(Dataset rows for apps and sites)
_ _ _ _ _ _ _
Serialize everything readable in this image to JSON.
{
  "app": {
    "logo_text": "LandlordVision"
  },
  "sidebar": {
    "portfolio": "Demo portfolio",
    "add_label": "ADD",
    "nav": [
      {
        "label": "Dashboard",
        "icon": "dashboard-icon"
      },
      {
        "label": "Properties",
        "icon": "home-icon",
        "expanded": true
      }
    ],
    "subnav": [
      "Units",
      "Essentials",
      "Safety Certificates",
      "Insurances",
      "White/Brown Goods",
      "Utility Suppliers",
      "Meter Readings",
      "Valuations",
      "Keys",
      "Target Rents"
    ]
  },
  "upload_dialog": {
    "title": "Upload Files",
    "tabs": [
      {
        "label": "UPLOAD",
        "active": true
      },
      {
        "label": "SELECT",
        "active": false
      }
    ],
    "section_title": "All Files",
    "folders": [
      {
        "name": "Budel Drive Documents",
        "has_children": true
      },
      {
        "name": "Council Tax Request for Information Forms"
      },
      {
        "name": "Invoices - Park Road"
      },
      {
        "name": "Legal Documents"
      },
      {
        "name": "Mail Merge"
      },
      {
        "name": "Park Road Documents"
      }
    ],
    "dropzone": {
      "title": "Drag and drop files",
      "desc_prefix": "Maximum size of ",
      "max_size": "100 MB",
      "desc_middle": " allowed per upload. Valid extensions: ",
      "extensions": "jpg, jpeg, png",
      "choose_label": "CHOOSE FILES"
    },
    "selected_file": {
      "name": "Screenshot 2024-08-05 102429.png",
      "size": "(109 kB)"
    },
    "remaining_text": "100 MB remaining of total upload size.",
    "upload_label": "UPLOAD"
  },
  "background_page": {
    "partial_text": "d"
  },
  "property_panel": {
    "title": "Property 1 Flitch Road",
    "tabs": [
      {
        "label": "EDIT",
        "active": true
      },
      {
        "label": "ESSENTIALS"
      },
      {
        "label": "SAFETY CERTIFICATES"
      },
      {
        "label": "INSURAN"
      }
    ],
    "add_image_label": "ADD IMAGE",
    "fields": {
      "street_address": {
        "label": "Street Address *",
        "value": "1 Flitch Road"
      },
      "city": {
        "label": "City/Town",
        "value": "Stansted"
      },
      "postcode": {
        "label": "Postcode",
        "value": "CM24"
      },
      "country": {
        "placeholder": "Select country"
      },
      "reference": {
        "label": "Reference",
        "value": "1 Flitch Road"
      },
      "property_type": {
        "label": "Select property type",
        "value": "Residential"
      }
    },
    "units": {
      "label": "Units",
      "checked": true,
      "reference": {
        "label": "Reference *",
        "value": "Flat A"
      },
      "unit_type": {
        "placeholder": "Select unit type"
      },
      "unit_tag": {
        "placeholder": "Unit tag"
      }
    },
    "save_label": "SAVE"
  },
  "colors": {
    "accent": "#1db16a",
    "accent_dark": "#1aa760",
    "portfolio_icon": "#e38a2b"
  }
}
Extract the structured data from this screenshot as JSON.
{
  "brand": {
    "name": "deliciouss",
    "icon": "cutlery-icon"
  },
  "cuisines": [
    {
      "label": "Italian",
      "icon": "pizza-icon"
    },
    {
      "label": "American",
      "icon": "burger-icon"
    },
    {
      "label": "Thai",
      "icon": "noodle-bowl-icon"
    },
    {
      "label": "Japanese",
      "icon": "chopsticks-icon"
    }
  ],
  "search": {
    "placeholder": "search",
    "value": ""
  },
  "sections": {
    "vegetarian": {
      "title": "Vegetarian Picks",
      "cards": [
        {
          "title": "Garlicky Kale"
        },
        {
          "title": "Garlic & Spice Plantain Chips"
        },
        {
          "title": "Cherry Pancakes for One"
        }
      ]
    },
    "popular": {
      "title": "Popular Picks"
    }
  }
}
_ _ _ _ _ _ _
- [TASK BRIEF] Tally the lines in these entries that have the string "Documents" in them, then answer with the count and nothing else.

- [REPLY] 3